Jones asked if the President would be willing to meet more frequently with the Senate Council to discuss such issues. The President supported the suggestion, noting that decision making happens very quickly and that it would be beneficial to have increased contact with the Senate Council, especially during the interim Provost period. He added that he would like to meet with the colleges more frequently as well. He addressed the ways in which the budget situation had affected the institution and how he hoped that some of those difficulties would go away. He added that the four sources of revenue for the University were state appropriations, tuition dollars, internal efficiencies and fund raising. He noted that while it was unpleasant to implement internal efficiencies in some cases, it was still necessary. He hoped to increase the University's fund raising activity, and looked for 4% and maybe even 5% adjustments to salaries over the next two years.
The President indicated that perhaps there were instances in which not enough faculty input was solicited when making decisions. He thanked the Senate Council members for their time as well as their comments and questions. He added that he appreciated the Senate Council members' comments about showing his vision of shared governance. The Chair thanked the President for sharing his time and thoughts and he departed.

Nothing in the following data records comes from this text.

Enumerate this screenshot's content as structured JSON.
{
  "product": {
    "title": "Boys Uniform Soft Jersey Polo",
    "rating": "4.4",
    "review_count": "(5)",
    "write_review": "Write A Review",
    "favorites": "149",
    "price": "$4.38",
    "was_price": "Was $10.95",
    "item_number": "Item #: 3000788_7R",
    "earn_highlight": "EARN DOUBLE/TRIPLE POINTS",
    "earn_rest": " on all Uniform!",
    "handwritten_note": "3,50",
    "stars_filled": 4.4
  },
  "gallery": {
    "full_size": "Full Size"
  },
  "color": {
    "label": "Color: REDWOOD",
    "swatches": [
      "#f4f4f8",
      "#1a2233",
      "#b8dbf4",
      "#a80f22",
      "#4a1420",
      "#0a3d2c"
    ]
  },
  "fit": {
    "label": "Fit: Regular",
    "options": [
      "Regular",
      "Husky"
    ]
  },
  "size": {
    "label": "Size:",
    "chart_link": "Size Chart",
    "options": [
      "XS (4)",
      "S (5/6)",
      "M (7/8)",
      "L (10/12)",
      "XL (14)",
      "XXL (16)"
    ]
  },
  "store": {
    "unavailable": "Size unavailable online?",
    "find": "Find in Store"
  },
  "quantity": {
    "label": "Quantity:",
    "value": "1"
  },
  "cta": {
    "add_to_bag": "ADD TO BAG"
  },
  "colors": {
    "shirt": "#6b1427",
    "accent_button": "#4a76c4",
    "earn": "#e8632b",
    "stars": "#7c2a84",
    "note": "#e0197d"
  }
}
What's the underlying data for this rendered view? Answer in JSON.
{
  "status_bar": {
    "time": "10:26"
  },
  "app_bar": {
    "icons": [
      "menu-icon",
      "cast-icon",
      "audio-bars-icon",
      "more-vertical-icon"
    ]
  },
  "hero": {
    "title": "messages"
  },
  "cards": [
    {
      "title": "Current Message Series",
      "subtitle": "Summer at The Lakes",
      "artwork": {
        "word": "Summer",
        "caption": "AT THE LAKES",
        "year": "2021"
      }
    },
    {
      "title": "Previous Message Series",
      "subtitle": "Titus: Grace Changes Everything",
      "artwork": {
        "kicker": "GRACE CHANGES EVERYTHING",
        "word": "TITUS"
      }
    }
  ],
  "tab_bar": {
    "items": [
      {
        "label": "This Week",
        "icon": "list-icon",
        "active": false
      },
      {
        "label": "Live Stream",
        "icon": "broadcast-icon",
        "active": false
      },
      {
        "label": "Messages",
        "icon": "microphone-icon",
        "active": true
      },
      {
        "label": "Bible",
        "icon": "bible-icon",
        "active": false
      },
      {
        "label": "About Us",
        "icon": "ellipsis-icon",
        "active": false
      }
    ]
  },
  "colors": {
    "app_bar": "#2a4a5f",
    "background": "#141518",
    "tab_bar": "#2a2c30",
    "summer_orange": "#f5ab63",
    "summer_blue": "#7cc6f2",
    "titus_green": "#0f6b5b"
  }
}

Lesnaw suggested not proceeding with the proposed resolution in a gesture of goodwill for the openness to compromise expressed by the President. She made a motion to withdraw the proposed resolution. The motion was seconded by Cibull.
Grossman spoke in favor of the motion, suggesting that the President was now more aware of the need to engage the faculty on issues of shared governance.
Thelin suggested that any follow-up correspondences to the President should affirm that this is the sort of conversation in which the Senate Council members wished to engage the President. The Chair agreed, noting that the Senate Council members should consider future conversational topics with which to engage the President.
Kennedy spoke in favor of the motion, but added that the Senate Council should not bypass his offer of future meetings, noting that keeping the President close to the Senate Council was crucial in keeping him close to the faculty.
Dembo also spoke in favor of the motion. He added that it was the first instance in which he could recall the President verbalizing his distrust of the faculty. He hoped that by placing that issue on the table it could begin to be addressed in a productive and positive way to help bridge the chasm.
Grabau noted the Lesnaw's motion was a step the Senate Council members could take to encourage the President to trust them. He expressed concern at the lack of trust in something so simple as recommending names for key committees, but hoped that more frequent and regular meetings with the President would present further opportunities for the Senate Council members to gain his trust.
After further discussion the motion to withdraw the proposed resolution passed without dissent. Lesnaw suggested that the Chair should report to the Senate that the President had met with the Senate Council and had begun a dialogue regarding shared governance. Grossman noted that the willingness of the President to compromise should be mentioned as well. Lesnaw added that the Chair should write a letter to the President in which he expressed thanks for the President's willingness to meet with the Senate Council during this and future meetings and to inform him that the resolution had been withdrawn.
There being no further business the meeting adjourned at 5:15.
Respectfully submitted by
Ernie Yanarella, Chair
Members present: Cibull, Dembo, Duke, Grabau, Grossman, Jones, Kaalund, Kennedy, Lesnaw, Tagavi, Thelin, Yanarella.
Liaison present: Saunier.
Guests present: Beal, Todd.
Prepared by Rebecca Scott on April 26, 2005.